■ **Provided data**:
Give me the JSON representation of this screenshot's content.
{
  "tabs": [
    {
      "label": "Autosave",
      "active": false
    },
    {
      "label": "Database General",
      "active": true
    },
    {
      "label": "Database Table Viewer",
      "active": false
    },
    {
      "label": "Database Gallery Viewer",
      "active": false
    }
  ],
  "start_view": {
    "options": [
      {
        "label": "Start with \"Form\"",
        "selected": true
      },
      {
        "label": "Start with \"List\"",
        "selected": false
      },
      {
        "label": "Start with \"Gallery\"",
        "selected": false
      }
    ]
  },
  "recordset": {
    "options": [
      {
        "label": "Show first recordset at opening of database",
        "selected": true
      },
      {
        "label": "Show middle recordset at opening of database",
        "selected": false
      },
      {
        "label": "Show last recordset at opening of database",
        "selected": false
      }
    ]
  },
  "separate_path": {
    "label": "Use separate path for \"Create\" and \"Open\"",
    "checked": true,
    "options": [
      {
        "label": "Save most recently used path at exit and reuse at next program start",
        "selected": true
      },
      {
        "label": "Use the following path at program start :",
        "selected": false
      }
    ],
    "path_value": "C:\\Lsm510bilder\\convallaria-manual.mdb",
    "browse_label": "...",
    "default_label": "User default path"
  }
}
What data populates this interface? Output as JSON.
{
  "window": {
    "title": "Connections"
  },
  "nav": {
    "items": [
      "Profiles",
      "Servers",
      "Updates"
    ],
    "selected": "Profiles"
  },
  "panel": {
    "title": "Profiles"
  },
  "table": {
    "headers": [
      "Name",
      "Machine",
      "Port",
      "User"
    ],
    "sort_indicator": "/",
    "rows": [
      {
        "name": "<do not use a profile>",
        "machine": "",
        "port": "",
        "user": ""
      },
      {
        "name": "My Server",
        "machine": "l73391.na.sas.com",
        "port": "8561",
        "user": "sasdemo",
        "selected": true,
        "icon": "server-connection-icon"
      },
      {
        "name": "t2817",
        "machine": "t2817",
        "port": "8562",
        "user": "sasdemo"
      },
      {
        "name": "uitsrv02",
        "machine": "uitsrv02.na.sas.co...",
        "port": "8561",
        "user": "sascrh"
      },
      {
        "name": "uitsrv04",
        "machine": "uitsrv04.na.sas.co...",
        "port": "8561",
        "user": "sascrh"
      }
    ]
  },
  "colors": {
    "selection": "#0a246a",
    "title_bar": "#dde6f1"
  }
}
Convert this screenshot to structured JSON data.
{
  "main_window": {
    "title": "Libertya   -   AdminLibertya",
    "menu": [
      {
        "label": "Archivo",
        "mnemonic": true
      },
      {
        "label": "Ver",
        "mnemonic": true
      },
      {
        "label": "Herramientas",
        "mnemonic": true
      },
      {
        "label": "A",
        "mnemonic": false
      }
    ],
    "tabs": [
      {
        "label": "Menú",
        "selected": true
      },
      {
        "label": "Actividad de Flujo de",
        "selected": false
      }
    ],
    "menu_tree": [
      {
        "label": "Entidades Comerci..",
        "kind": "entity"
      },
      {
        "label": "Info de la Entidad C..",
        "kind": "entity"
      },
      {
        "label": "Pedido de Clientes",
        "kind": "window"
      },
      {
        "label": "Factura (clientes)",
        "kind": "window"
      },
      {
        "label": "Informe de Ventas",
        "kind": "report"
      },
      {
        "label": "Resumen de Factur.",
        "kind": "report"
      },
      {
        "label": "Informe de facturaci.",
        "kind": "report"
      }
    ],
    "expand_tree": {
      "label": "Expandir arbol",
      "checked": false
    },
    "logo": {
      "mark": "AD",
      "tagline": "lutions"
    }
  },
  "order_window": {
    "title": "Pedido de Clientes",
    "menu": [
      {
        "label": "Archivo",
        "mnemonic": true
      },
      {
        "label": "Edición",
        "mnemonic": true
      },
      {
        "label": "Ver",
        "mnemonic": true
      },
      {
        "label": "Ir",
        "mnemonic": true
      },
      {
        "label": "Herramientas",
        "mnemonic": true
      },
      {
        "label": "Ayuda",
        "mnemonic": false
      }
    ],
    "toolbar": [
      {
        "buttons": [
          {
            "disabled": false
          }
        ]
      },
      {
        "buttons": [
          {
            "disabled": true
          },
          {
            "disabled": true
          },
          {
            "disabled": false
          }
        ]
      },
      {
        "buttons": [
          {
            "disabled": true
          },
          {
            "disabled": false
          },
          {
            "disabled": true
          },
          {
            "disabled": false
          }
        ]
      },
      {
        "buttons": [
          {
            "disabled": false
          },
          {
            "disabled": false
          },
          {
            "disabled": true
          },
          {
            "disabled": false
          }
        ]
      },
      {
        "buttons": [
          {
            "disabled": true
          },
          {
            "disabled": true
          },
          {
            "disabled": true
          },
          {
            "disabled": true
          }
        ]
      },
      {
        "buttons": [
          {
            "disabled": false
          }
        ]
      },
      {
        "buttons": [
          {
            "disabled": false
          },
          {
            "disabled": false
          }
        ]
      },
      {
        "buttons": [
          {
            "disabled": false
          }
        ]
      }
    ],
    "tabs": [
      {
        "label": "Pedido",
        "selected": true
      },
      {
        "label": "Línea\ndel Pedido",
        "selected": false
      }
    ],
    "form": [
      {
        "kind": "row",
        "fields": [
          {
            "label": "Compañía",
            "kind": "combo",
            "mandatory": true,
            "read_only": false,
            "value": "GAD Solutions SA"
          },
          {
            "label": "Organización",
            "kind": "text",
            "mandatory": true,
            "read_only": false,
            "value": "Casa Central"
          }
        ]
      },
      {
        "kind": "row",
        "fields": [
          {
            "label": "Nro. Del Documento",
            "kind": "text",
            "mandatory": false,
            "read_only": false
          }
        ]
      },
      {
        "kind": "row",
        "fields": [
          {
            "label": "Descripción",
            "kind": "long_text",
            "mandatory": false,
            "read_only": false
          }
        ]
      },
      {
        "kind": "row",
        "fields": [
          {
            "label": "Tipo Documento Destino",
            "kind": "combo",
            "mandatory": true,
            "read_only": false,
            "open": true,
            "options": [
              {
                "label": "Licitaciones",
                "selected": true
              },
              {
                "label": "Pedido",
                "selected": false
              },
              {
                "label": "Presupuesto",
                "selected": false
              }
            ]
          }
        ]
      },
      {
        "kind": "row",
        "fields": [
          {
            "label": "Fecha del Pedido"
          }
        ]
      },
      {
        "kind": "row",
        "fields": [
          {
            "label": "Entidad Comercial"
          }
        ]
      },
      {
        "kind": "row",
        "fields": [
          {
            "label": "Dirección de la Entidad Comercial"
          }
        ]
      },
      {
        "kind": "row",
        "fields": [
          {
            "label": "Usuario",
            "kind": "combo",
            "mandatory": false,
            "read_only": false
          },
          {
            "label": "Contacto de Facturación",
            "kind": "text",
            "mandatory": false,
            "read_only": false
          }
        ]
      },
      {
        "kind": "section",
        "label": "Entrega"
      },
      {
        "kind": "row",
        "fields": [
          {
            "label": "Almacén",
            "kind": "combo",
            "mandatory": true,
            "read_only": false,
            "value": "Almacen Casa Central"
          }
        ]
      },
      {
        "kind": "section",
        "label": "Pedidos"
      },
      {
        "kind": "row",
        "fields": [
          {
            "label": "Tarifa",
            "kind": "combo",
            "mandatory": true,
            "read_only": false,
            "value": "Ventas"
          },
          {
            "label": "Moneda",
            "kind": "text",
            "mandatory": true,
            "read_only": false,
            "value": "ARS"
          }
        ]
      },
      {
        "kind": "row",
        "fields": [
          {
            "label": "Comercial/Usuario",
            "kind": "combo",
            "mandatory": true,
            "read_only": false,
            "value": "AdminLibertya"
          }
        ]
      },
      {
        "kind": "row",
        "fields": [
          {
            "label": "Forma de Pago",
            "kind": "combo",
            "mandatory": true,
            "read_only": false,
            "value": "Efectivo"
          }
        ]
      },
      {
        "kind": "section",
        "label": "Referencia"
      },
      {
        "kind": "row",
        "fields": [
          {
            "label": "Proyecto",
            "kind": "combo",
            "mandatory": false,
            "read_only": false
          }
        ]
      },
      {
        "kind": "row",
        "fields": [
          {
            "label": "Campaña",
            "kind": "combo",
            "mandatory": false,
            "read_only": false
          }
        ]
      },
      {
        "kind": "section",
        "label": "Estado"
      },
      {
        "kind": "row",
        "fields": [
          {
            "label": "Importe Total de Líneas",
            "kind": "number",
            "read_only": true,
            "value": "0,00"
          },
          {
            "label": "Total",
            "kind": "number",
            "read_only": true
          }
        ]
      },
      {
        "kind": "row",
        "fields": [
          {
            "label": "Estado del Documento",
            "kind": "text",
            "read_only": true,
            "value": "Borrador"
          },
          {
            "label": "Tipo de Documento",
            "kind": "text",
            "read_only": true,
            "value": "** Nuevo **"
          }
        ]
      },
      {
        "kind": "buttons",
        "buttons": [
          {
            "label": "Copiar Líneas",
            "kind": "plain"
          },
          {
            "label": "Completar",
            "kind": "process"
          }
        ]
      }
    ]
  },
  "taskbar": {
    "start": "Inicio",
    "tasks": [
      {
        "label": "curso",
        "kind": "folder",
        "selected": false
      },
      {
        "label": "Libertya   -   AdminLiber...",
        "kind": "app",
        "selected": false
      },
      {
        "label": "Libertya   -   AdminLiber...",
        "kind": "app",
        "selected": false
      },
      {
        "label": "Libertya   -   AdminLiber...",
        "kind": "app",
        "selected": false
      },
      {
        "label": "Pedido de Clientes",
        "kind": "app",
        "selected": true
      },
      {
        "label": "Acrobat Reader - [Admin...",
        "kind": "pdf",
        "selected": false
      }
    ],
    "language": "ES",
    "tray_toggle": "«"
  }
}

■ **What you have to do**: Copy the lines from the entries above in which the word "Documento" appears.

■ **Answer space**:
            "label": "Nro. Del Documento",
            "label": "Tipo Documento Destino",
            "label": "Estado del Documento",
            "label": "Tipo de Documento",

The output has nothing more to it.